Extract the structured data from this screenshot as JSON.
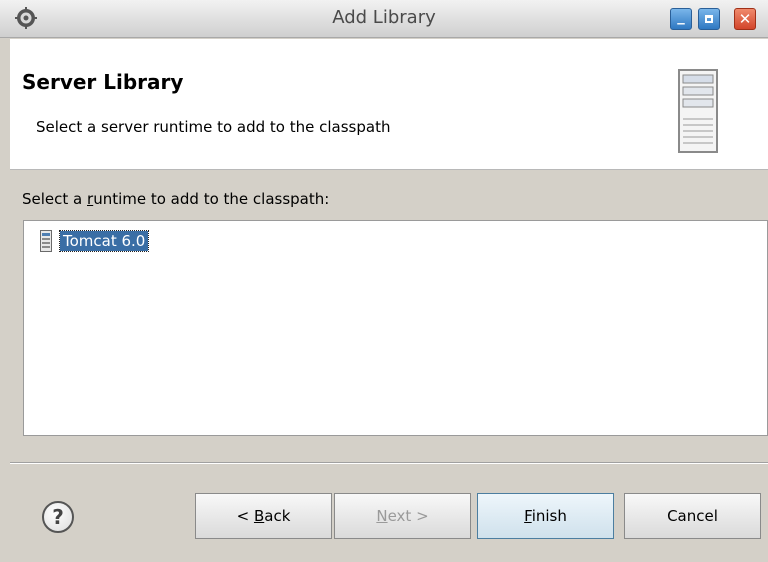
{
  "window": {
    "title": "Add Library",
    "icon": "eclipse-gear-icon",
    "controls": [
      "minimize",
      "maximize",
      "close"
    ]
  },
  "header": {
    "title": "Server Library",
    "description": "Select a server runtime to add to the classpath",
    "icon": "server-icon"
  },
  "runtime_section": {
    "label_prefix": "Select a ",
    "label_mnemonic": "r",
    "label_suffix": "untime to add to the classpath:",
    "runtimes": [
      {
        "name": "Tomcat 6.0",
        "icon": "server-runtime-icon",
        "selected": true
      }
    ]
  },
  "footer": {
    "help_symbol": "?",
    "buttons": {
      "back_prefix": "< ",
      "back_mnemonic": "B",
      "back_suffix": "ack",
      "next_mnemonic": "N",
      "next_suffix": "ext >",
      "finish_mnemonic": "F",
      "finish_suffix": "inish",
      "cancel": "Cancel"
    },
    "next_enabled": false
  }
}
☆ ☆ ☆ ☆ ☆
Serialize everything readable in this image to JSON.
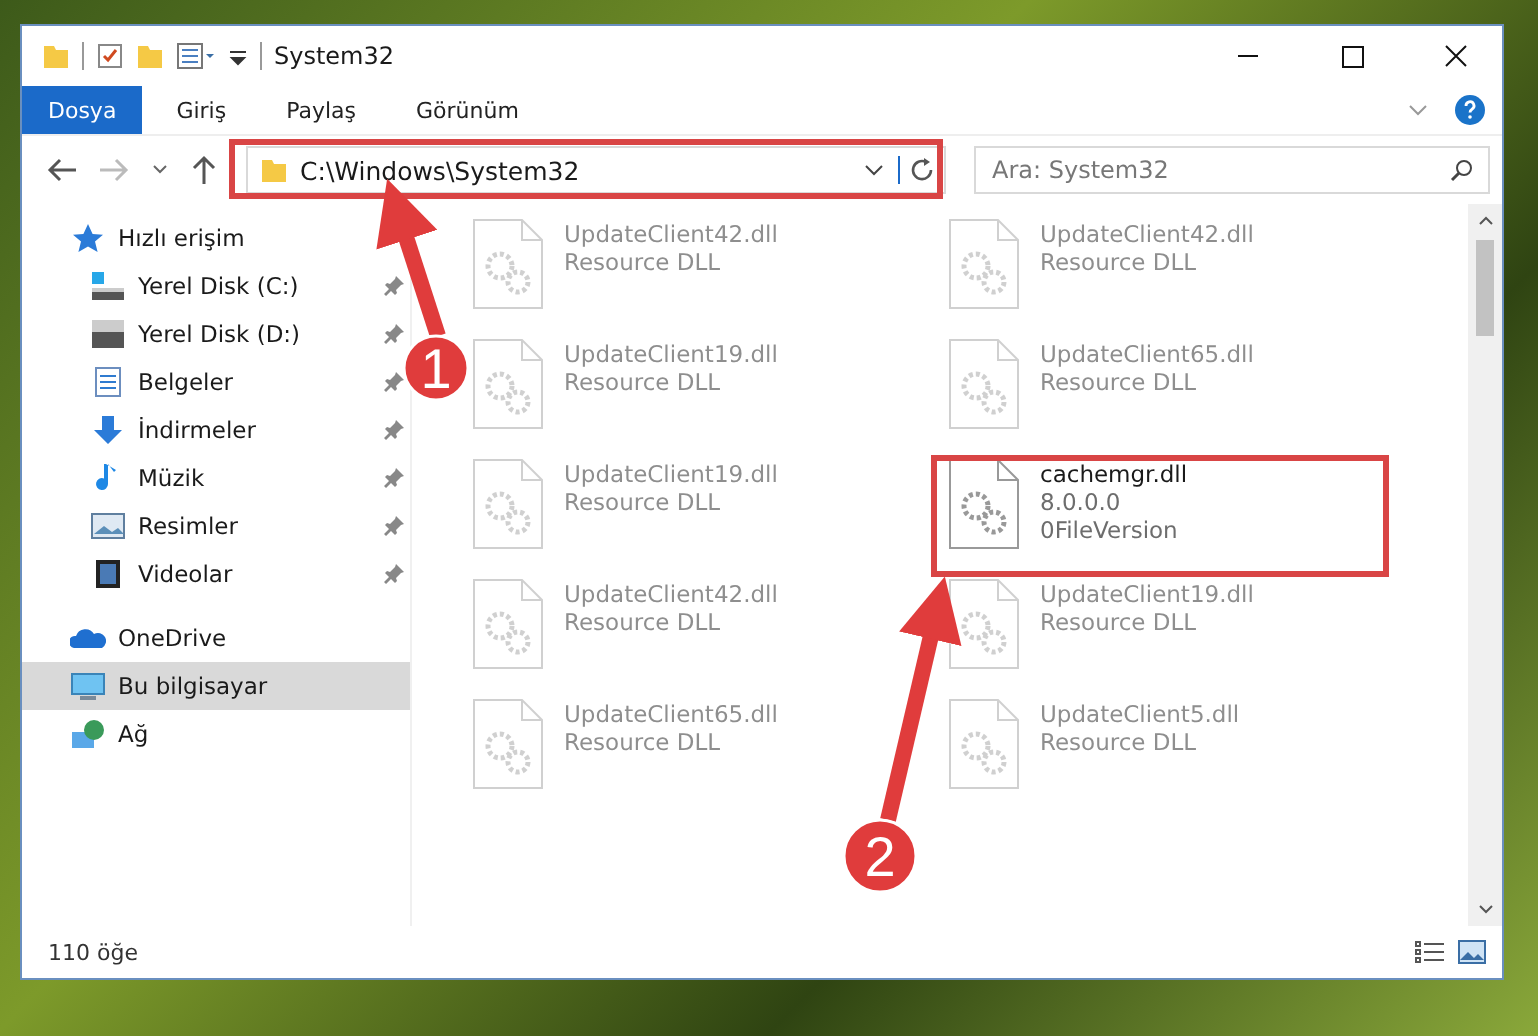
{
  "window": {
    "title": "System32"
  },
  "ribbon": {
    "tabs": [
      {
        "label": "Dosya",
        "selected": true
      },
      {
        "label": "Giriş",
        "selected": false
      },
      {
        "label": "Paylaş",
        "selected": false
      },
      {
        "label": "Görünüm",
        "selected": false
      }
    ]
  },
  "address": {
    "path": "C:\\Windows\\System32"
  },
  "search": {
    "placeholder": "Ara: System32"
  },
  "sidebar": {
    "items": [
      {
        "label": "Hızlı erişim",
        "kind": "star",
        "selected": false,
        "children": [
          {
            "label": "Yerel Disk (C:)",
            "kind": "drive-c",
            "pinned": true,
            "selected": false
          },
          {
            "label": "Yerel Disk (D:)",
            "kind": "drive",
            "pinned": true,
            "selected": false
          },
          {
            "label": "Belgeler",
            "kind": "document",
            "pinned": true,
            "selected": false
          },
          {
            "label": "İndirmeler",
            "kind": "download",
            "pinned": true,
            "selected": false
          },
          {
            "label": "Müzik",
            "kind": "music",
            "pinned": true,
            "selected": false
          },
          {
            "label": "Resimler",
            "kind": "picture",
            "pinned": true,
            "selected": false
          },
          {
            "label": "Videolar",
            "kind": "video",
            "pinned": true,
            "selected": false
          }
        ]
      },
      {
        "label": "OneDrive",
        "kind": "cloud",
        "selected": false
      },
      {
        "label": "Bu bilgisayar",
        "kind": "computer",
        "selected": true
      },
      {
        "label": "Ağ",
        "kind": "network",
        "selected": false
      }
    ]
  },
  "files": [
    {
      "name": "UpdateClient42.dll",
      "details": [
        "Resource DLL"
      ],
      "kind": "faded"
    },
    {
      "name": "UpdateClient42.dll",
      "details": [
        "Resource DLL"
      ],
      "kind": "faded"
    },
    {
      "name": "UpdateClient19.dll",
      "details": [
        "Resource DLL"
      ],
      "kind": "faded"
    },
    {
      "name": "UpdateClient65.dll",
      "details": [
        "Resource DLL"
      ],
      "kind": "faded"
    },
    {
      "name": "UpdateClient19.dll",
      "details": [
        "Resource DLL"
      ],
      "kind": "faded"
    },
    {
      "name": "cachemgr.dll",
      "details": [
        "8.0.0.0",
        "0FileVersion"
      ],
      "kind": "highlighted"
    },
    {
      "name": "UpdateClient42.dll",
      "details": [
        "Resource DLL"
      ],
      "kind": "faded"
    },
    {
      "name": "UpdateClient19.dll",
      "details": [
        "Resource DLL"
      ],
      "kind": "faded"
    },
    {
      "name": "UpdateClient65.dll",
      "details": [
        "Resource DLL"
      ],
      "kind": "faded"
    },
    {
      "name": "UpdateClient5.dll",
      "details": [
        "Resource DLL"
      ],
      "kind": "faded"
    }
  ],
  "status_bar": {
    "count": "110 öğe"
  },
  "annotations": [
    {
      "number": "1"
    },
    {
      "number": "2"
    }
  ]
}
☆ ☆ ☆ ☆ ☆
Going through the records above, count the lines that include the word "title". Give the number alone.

3